The nation’s current green ambitions date back to June 2000. The decision to boost renewable energy amid plans to phase out nuclear by about 2020 was forged by the coalition between Chancellor Gerhard Schroeder’s Social Democrats and the Greens.
Among the lawmakers who worked on that first version of the renewable energy act was Juergen Trittin of the Greens, then Germany’s environment minister. Still a member of parliament, he now says that while the government has the means to meet its greenhouse-gas reduction target of 40 percent by 2020 from 1990’s levels, it lacks the will.
As well as taking the lead in reviving Europe’s market for emission permits, Germany could introduce a national minimum price for the securities as an emergency measure, he said by phone from Berlin on Aug. 27. That would boost costs for coal generators and make gas more attractive. The government could also boost energy efficiency in buildings or cars, he said.
“But nothing is happening right now because there are some decisions Germany doesn’t want to make,” he said. “It would take some courage to take on sectors such as the car or construction industry and I currently don’t see this courage in the government.”
The country’s carbon-dioxide emissions from power plants fell one percent on average every year between 2005 and 2010, only to rise by the same number from 2011 through last year, data from the environment agency UBA in Berlin show.
The 40 percent target may be missed by as much as 7 percentage points if no further steps are taken, the government said last year. The Environment Ministry said in April it would seek additional means of cutting emissions.
“It’s true that not enough has been done so far and we said that in April after taking stock of Germany’s progress,” Nikolai Fichtner, a spokesman for the Environment Ministry said by phone from Berlin Sept. 8. “All ministries have to do their share and make suggestions as the emissions reduction target is part of the government’s coalition agreement.”
The Economics and Energy ministry, which oversees the Energiewende and the German power market design, hasn’t made any official suggestions yet, according to Braams.
“We can’t exit coal and nuclear plants at the same time,” she said. “We need to consider the security of power supply.”
The share of power from hard coal and lignite plants in Germany rose to 45 percent last year, the highest level since 2007, according to data from AG Energiebilanzen e.V., a group of energy lobbies and economic research institutes.
Germany can lead the way and help revive the emissions market, according to Vattenfall AB, the Sweden-owned utility and Germany’s second-biggest emitter after RWE.
Over time, the market will direct investments toward low-emission technologies, Stefan Dohler, head of asset optimization and trading at Vattenfall in Hamburg, said Aug. 22 by phone. Until then, coal plants will still provide power in Germany at times when the wind doesn’t blow and the sun doesn’t shine, he said.

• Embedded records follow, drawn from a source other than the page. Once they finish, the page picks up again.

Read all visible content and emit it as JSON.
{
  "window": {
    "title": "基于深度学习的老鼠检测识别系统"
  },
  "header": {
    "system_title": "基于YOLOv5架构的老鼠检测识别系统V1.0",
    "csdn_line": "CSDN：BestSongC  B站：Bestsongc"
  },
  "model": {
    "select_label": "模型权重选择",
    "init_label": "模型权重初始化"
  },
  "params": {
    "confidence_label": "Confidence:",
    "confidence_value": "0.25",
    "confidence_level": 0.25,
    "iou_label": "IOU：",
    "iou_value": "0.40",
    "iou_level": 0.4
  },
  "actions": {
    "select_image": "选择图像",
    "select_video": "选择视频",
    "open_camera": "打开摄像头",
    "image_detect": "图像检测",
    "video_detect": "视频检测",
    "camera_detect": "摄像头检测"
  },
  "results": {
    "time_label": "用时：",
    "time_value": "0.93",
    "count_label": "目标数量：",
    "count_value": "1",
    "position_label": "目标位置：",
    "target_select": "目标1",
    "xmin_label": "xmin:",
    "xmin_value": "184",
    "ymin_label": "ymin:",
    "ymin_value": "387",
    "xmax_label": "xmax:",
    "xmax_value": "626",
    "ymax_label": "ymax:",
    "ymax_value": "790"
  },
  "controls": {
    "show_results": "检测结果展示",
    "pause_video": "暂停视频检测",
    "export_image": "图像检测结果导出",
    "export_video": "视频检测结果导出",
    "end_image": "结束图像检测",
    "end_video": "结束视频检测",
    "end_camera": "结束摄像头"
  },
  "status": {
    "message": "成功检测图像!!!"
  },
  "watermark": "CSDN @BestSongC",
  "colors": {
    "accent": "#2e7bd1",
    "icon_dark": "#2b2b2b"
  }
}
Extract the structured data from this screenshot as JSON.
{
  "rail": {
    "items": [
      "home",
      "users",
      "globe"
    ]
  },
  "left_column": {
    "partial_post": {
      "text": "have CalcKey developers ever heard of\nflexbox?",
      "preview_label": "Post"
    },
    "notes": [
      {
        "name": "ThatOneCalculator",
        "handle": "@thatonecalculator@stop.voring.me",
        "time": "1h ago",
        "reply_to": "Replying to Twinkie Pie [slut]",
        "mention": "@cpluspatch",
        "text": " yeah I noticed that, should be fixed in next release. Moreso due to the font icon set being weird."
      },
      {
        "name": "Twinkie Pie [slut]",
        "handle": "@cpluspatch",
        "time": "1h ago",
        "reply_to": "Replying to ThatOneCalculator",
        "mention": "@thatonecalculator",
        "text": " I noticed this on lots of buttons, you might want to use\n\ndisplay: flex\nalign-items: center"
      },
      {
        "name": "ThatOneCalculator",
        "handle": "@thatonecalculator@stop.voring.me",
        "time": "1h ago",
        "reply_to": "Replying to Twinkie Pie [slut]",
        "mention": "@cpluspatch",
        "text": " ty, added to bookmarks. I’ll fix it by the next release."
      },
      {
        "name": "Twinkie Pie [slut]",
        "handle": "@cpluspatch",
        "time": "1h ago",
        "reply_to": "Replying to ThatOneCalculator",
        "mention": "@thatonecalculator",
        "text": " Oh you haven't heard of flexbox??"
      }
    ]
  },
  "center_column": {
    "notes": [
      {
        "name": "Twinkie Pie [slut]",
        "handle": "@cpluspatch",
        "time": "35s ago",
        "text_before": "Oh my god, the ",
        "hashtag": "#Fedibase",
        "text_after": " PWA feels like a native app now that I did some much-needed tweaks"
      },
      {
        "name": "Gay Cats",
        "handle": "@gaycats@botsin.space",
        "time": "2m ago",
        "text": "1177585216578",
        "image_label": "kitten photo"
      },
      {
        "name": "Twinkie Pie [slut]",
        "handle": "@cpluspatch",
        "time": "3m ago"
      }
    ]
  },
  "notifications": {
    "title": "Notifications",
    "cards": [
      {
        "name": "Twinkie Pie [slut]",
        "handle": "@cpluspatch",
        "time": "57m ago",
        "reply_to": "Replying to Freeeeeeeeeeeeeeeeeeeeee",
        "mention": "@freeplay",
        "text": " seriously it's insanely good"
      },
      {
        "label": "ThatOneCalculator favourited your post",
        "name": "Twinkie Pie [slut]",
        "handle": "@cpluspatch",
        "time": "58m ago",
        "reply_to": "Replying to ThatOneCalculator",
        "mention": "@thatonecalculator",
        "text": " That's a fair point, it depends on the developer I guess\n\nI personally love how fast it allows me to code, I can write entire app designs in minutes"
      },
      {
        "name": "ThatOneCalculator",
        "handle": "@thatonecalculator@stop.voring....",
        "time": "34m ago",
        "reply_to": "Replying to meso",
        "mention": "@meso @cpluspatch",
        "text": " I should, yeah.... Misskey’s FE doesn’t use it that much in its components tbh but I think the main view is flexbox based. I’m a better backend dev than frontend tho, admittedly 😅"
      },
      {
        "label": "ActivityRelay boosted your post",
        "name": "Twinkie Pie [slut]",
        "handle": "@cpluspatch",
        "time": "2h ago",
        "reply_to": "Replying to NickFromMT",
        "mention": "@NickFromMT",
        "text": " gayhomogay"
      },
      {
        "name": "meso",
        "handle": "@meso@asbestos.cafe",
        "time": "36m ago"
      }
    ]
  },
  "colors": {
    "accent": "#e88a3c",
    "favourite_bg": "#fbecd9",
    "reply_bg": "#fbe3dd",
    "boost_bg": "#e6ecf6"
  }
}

“Lignite is the only cheap, domestic source available in great quantities in Germany that delivers power around the clock,” Dohler said. “Every day, every night, every week and every weekend.”